“I think it’s important for history that they’re recognized, and in the sense of fairness, justice, and equity, it’s important that they’re recognized because we’re all people, and they’re people that deserve the same kinds of rights to exist as all the rest of us,” Wheeler-Dubas said.

Although she’s not Lenape herself, Wheeler-Dubas recognizes the struggle for recognition that the Lenape nation has been through.

“I really feel like the Lenape Nation of Pennsylvania, they’ve put in so much work to become recognized and keep their culture surviving this long that I would just love to see them recognized for their efforts,” Wheeler-Dubas said.

According to the Lenape Nation, their people have been a part of the area now known as Pennsylvania for over 10,000 years, surviving displacement and upheaval. They’ve been seeking recognition from the state for over 30 years.

In a conversation on WESA’s The Confluence, DePaul said despite what he keeps finding in public school history books, his people were not all killed or removed.  

“Many of our people never left and kept the Lenape culture alive here all these years.”

Isabella is a rising senior at Duquesne University majoring in multiplatform journalism and communications and is a division one rower on their women's rowing team.

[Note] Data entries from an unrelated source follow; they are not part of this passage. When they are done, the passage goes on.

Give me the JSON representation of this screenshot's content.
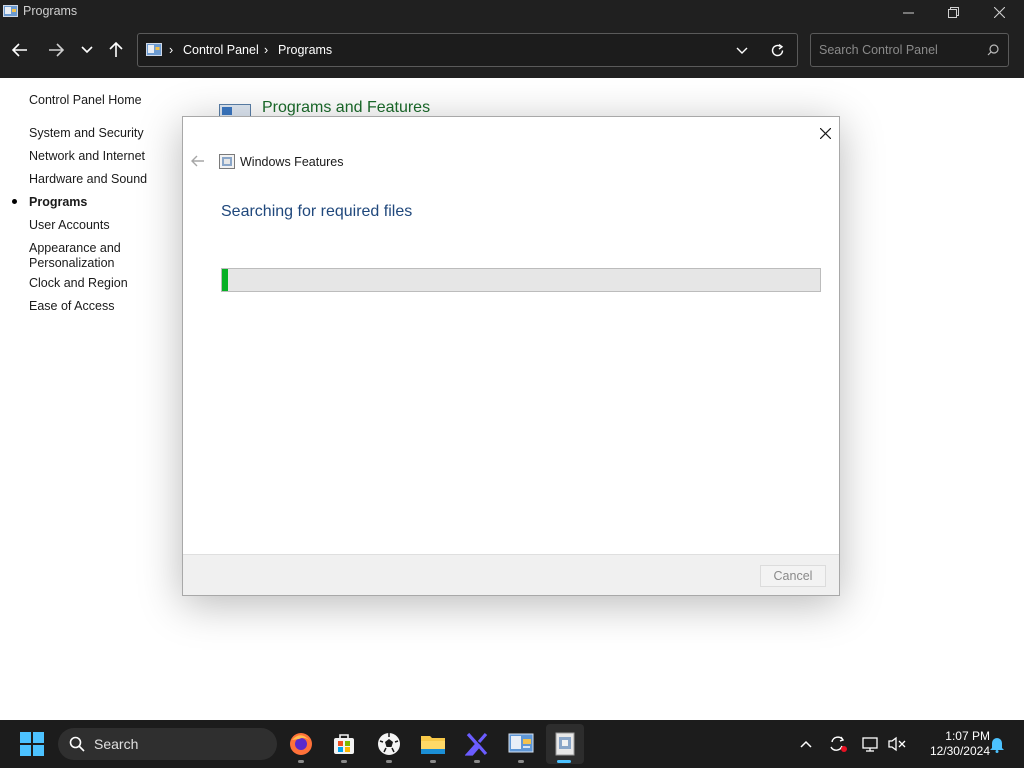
{
  "window": {
    "title": "Programs"
  },
  "breadcrumb": [
    "Control Panel",
    "Programs"
  ],
  "search": {
    "placeholder": "Search Control Panel"
  },
  "leftnav": {
    "home": "Control Panel Home",
    "items": [
      {
        "label": "System and Security"
      },
      {
        "label": "Network and Internet"
      },
      {
        "label": "Hardware and Sound"
      },
      {
        "label": "Programs",
        "active": true
      },
      {
        "label": "User Accounts"
      },
      {
        "label": "Appearance and",
        "label2": "Personalization"
      },
      {
        "label": "Clock and Region"
      },
      {
        "label": "Ease of Access"
      }
    ]
  },
  "content": {
    "section_title": "Programs and Features"
  },
  "dialog": {
    "title": "Windows Features",
    "heading": "Searching for required files",
    "progress": 0.01,
    "cancel_label": "Cancel"
  },
  "taskbar": {
    "search_label": "Search",
    "time": "1:07 PM",
    "date": "12/30/2024"
  },
  "colors": {
    "progress": "#06b025",
    "heading": "#20487c",
    "section_title": "#1a6b2a"
  }
}
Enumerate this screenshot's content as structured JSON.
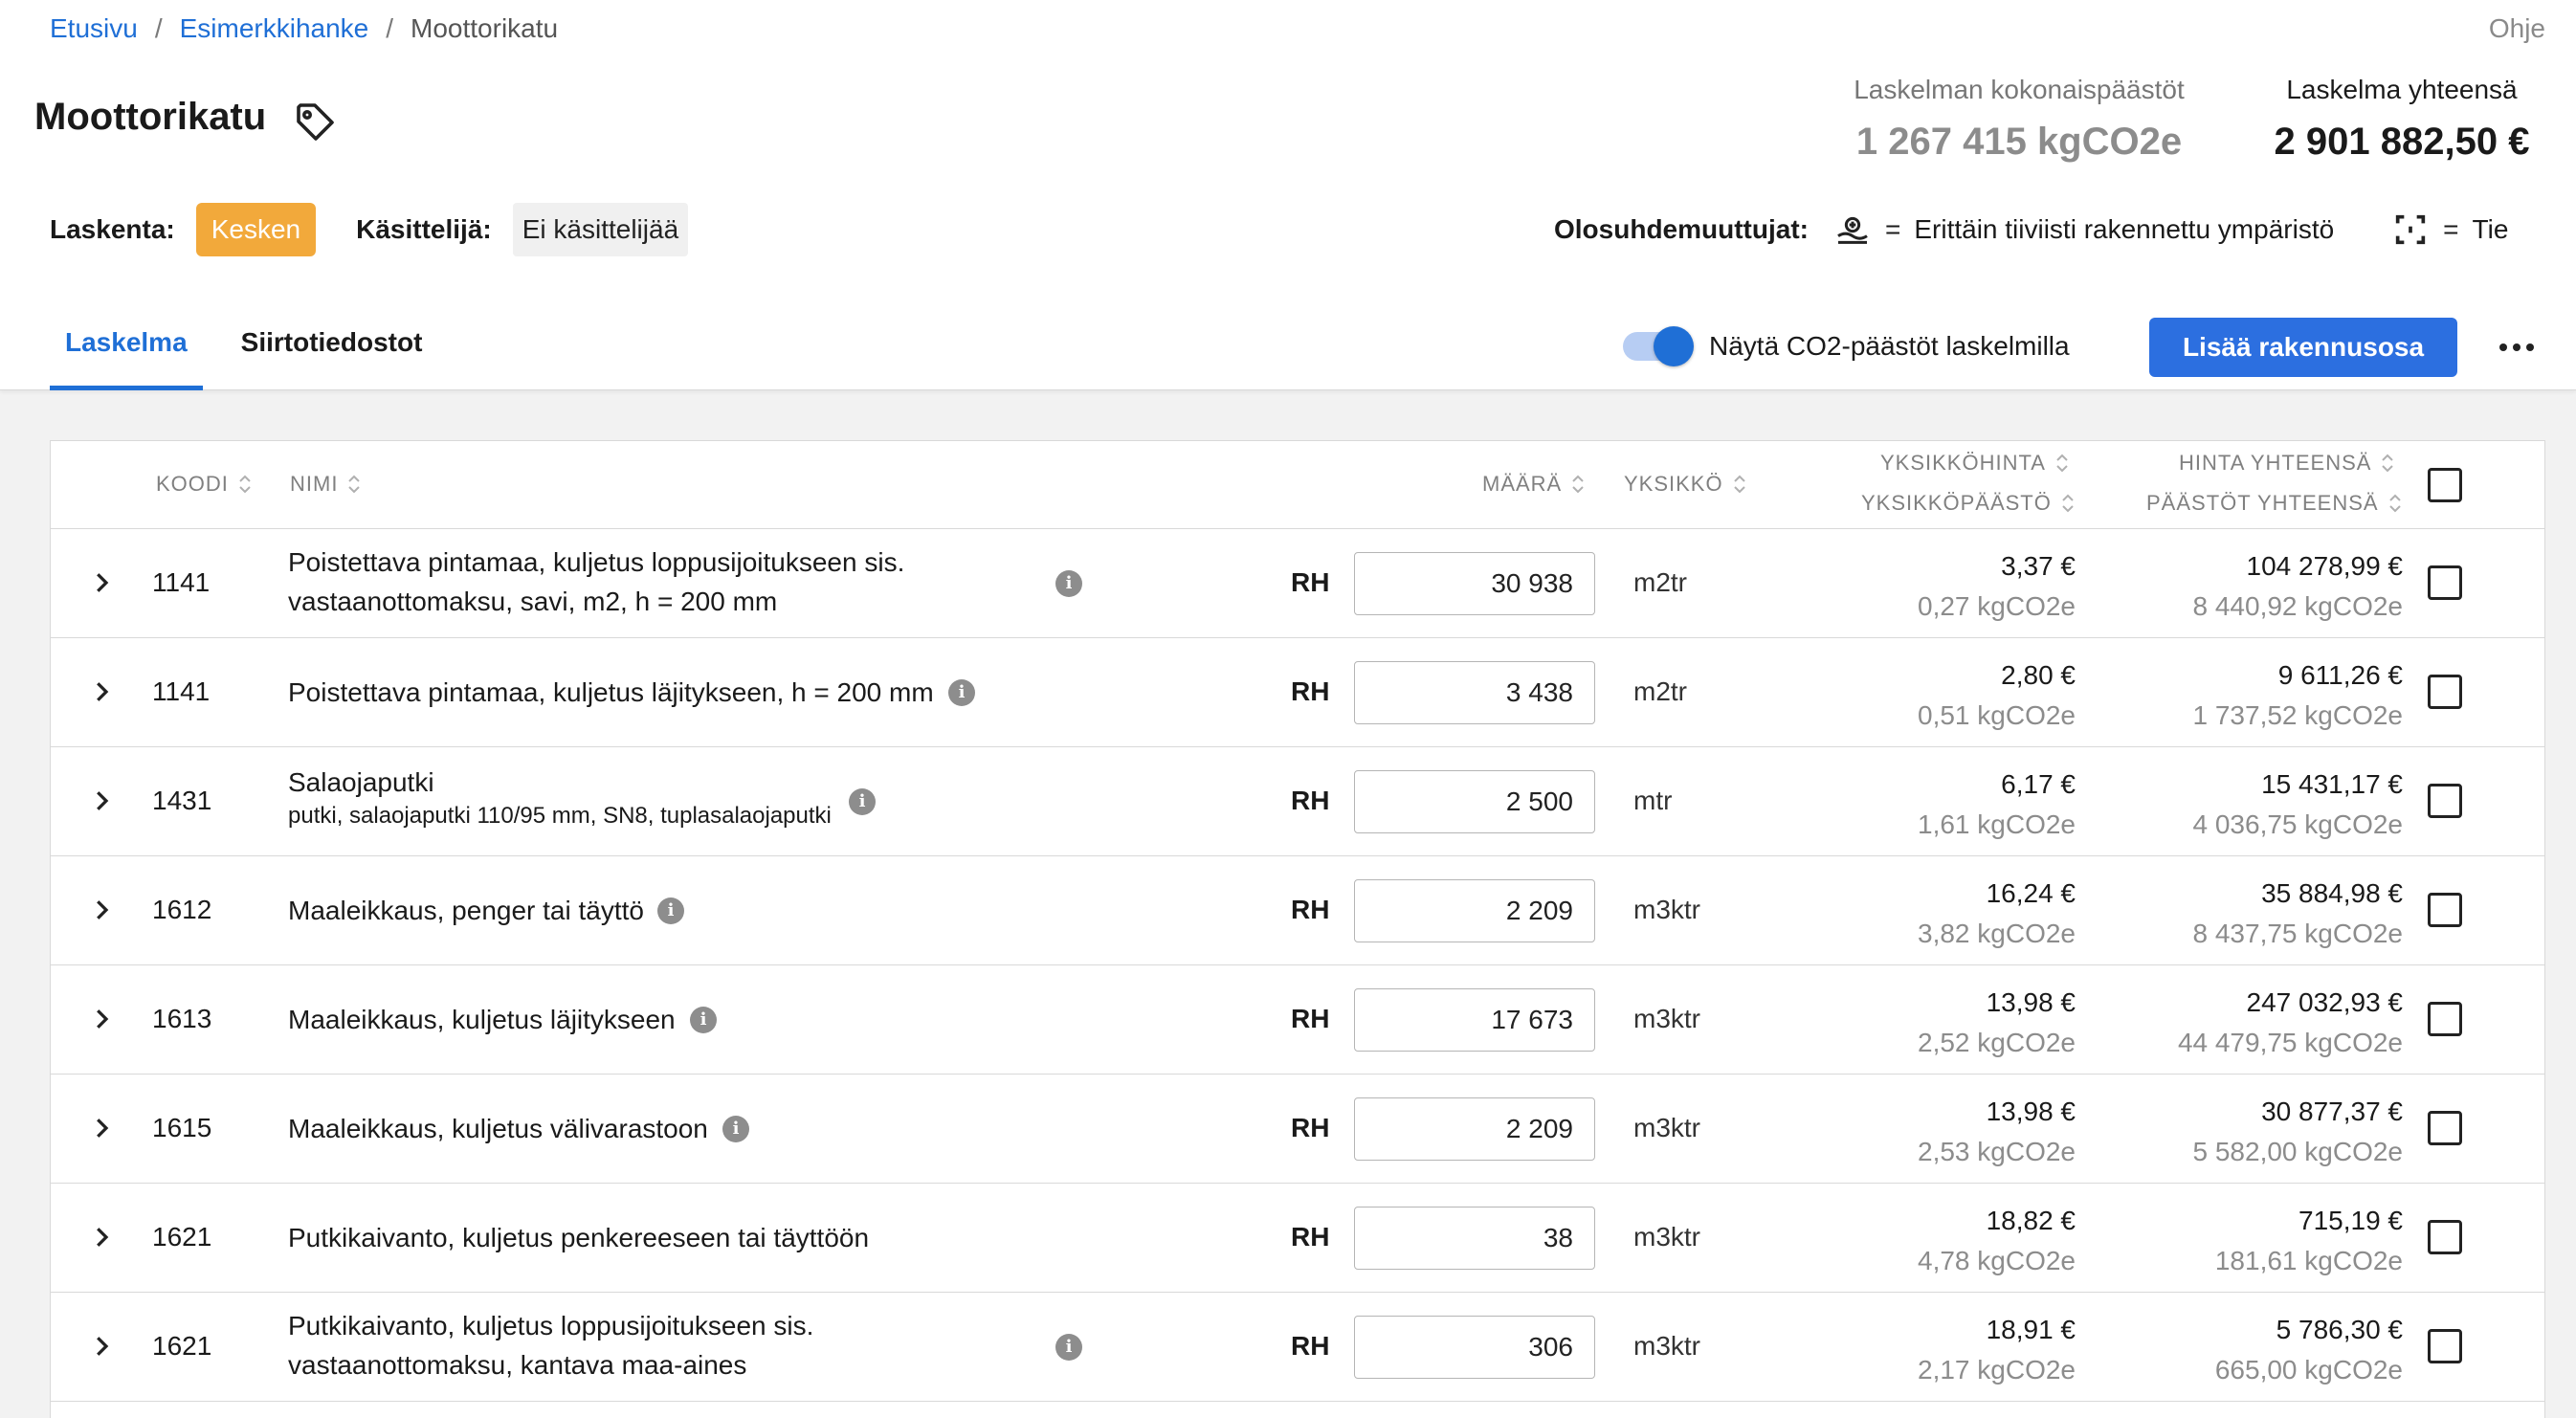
{
  "breadcrumb": {
    "home": "Etusivu",
    "project": "Esimerkkihanke",
    "current": "Moottorikatu",
    "sep": "/"
  },
  "help": "Ohje",
  "title": "Moottorikatu",
  "summary": {
    "emissions_label": "Laskelman kokonaispäästöt",
    "emissions_value": "1 267 415 kgCO2e",
    "total_label": "Laskelma yhteensä",
    "total_value": "2 901 882,50 €"
  },
  "status": {
    "calc_label": "Laskenta:",
    "calc_value": "Kesken",
    "handler_label": "Käsittelijä:",
    "handler_value": "Ei käsittelijää"
  },
  "conditions": {
    "label": "Olosuhdemuuttujat:",
    "eq": "=",
    "area": "Erittäin tiiviisti rakennettu ympäristö",
    "type": "Tie"
  },
  "tabs": {
    "calc": "Laskelma",
    "transfer": "Siirtotiedostot"
  },
  "toggle_label": "Näytä CO2-päästöt laskelmilla",
  "toggle_on": true,
  "add_button": "Lisää rakennusosa",
  "columns": {
    "code": "KOODI",
    "name": "NIMI",
    "qty": "MÄÄRÄ",
    "unit": "YKSIKKÖ",
    "unit_price": "YKSIKKÖHINTA",
    "unit_emission": "YKSIKKÖPÄÄSTÖ",
    "total_price": "HINTA YHTEENSÄ",
    "total_emission": "PÄÄSTÖT YHTEENSÄ"
  },
  "rows": [
    {
      "code": "1141",
      "name1": "Poistettava pintamaa, kuljetus loppusijoitukseen sis.",
      "name2": "vastaanottomaksu, savi, m2, h = 200 mm",
      "tag": "RH",
      "qty": "30 938",
      "unit": "m2tr",
      "unit_price": "3,37 €",
      "unit_emission": "0,27 kgCO2e",
      "total_price": "104 278,99 €",
      "total_emission": "8 440,92 kgCO2e"
    },
    {
      "code": "1141",
      "name1": "Poistettava pintamaa, kuljetus läjitykseen, h = 200 mm",
      "tag": "RH",
      "qty": "3 438",
      "unit": "m2tr",
      "unit_price": "2,80 €",
      "unit_emission": "0,51 kgCO2e",
      "total_price": "9 611,26 €",
      "total_emission": "1 737,52 kgCO2e"
    },
    {
      "code": "1431",
      "name1": "Salaojaputki",
      "sub": "putki, salaojaputki 110/95 mm, SN8, tuplasalaojaputki",
      "tag": "RH",
      "qty": "2 500",
      "unit": "mtr",
      "unit_price": "6,17 €",
      "unit_emission": "1,61 kgCO2e",
      "total_price": "15 431,17 €",
      "total_emission": "4 036,75 kgCO2e"
    },
    {
      "code": "1612",
      "name1": "Maaleikkaus, penger tai täyttö",
      "tag": "RH",
      "qty": "2 209",
      "unit": "m3ktr",
      "unit_price": "16,24 €",
      "unit_emission": "3,82 kgCO2e",
      "total_price": "35 884,98 €",
      "total_emission": "8 437,75 kgCO2e"
    },
    {
      "code": "1613",
      "name1": "Maaleikkaus, kuljetus läjitykseen",
      "tag": "RH",
      "qty": "17 673",
      "unit": "m3ktr",
      "unit_price": "13,98 €",
      "unit_emission": "2,52 kgCO2e",
      "total_price": "247 032,93 €",
      "total_emission": "44 479,75 kgCO2e"
    },
    {
      "code": "1615",
      "name1": "Maaleikkaus, kuljetus välivarastoon",
      "tag": "RH",
      "qty": "2 209",
      "unit": "m3ktr",
      "unit_price": "13,98 €",
      "unit_emission": "2,53 kgCO2e",
      "total_price": "30 877,37 €",
      "total_emission": "5 582,00 kgCO2e"
    },
    {
      "code": "1621",
      "name1": "Putkikaivanto, kuljetus penkereeseen tai täyttöön",
      "tag": "RH",
      "qty": "38",
      "unit": "m3ktr",
      "unit_price": "18,82 €",
      "unit_emission": "4,78 kgCO2e",
      "total_price": "715,19 €",
      "total_emission": "181,61 kgCO2e"
    },
    {
      "code": "1621",
      "name1": "Putkikaivanto, kuljetus loppusijoitukseen sis.",
      "name2": "vastaanottomaksu, kantava maa-aines",
      "tag": "RH",
      "qty": "306",
      "unit": "m3ktr",
      "unit_price": "18,91 €",
      "unit_emission": "2,17 kgCO2e",
      "total_price": "5 786,30 €",
      "total_emission": "665,00 kgCO2e"
    }
  ],
  "colors": {
    "accent": "#2c6fe0",
    "status_kesken": "#f2a93b",
    "muted": "#8c8c8c"
  },
  "icons": {
    "tag": "tag-icon",
    "info": "info-icon",
    "expand": "chevron-right-icon",
    "area": "urban-area-icon",
    "road": "road-icon",
    "more": "more-horizontal-icon",
    "sort": "sort-icon"
  }
}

She's had many articles published as the Features Editor for Duquesne's student-run newspaper, The Duquesne Duke. In her free time, she enjoys running, watching new shows and reading.